  • Pain in the front of the elbow when straightening the arm.

Treatment of Bicipital Tendonitis

First we need to rest the arm.  Usually this condition occurs due to overworking the muscle.  We then use Chiropractic Care and Massage Therapy to correct muscle imbalances around the scapula leading to poor mechanics within the shoulder joint.  We also instruct patients on stretching muscles to aid in making postural corrections of the shoulder and neck.  At home we also recommend Contrast Therapy to decrease inflammation and speed healing.


Tennis Elbow

What is Tennis Elbow?

Tennis elbow is a tendonitis of the finger/wrist extensor tendons at attachment of the elbow.  The finger and wrist extensor muscles originate from the same location at the elbow just above the elbow joint.  These muscles extend the fingers and the wrist.  The tendonitis can develop from repetitive use of the extensor muscles or from overly forceful activities on the extensor muscles.  A good example of an overly forceful use would be a backhand in tennis which gives this condition its name.  Respective use is seen inpatients with desk jobs with prolonged computer work or jobs using tools such a hammer.  Tennis elbow can lead to pain in most activities once it has developed but initially it is only felt during or after the activity which caused the problem.  I have patients that get so bad they have trouble lifting a cup of coffee.  Diagnosis of tennis elbow is very easy, an experienced doctor just needs to palpate the insertion point of the tendons which will elicit the pain when touched.  The location of the pain is just above the elbow on the outside of the elbow running into the back of the forearm to the wrist.  Pain can also be reproduced by muscle testing the extensor muscles which will also cause pain in the elbow.

How is Tennis Elbow Treated?

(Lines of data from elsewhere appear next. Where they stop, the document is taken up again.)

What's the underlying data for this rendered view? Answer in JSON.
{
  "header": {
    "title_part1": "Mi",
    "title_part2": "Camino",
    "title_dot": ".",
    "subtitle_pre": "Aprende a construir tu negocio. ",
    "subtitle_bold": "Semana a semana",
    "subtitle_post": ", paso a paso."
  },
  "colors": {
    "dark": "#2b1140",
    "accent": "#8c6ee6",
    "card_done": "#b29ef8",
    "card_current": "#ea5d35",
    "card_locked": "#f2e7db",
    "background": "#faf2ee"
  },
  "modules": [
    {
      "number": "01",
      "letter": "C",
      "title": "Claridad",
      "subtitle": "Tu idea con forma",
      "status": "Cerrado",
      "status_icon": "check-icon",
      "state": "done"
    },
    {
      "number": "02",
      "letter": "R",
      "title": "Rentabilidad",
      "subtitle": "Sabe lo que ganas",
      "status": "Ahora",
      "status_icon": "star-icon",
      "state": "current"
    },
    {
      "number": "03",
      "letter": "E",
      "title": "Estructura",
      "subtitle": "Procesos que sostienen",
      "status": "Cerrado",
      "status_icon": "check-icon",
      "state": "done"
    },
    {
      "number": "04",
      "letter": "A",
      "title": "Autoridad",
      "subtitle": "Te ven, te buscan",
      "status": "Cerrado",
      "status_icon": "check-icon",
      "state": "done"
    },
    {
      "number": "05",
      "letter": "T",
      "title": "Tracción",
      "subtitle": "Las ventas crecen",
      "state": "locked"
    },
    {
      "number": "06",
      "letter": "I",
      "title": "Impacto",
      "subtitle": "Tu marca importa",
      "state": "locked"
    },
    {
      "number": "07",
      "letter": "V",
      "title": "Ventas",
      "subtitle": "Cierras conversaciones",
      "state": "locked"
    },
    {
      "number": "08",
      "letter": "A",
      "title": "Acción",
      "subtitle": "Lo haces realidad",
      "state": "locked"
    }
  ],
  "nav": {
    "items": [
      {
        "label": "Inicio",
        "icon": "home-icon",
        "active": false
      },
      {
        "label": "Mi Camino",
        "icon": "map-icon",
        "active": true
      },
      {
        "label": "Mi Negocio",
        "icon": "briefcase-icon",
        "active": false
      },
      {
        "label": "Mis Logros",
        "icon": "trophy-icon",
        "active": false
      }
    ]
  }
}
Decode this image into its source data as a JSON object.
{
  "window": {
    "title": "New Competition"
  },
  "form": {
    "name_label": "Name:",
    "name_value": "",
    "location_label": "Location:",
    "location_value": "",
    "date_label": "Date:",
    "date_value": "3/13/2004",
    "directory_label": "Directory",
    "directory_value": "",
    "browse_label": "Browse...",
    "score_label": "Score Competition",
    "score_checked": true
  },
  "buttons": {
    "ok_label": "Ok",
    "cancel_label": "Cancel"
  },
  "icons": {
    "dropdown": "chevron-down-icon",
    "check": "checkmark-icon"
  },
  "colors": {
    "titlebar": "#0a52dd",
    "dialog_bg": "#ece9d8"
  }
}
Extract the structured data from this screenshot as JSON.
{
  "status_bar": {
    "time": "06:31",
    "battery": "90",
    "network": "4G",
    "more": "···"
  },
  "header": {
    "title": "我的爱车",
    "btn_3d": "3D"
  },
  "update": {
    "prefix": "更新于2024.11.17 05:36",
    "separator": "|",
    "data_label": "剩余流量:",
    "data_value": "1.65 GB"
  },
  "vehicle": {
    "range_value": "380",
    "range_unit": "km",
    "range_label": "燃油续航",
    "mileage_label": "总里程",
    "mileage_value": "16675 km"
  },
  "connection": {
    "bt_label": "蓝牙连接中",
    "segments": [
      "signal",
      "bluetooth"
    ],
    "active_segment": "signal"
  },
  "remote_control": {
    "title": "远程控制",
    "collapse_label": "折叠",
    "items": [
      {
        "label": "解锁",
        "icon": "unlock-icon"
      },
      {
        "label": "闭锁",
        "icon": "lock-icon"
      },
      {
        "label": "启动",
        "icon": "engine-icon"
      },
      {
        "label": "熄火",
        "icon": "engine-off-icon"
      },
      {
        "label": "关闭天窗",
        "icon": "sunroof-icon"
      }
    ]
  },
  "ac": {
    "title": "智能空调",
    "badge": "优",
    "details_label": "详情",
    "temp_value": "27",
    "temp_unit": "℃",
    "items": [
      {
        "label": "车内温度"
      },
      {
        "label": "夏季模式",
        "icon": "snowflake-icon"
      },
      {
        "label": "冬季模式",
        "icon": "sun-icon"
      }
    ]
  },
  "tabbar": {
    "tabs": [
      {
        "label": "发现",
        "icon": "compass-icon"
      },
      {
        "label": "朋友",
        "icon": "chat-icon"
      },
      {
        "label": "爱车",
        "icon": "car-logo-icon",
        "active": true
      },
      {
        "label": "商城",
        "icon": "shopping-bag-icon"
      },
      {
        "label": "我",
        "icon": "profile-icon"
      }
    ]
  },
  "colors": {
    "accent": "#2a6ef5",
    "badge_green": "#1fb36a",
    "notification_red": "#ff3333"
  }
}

In our office we use Chiropractic Care and Massage Therapy in conjunction with homecare.  Chiropractic Care will correct muscle imbalances in the forearm which is a major factor in the development of this condition.  It is very common to have an imbalance of strength between the finger/wrist flexors and the finger/wrist extensors.  Finger flexors are usually overly strong and become tight making the extensor muscle work harder.  Massage therapy is used to work out trigger points within the extensor muscles and relax the flexor muscles.  Massage will also be used at the insertion point to break up adhesions within the tendon and stimulate blood flow.  For complete resolution of the condition we either have patients refrain from the activity causing the problem for a short period of time or we make work/lifestyle modifications to decrease strain on the tendon. We prescribe homecare stretches for the flexor tendons and alternating ice and heat therapy to the site of tendonitis. It is also recommended to purchase a brace to help reduce strain on the tendon during activity.

5 Homecare Ideas for Tennis Elbow

  1. Stretch Wrist Flexors.  Extend the elbow straight then pull fingers back.  Hold for 10 seconds repeat 5 times.
  2. Alternate ice and heat. Using Contrast Therapy Protocol is highly effecting at reducing inflammation and promoting healing.
  3. Massage the forearm by hand or purchase a hand held massaging tool.
  4. Purchase a compression brace for tennis elbow.
  5. Rest the arm refrain from working out with arms, carrying heavy objects, and using impact tools.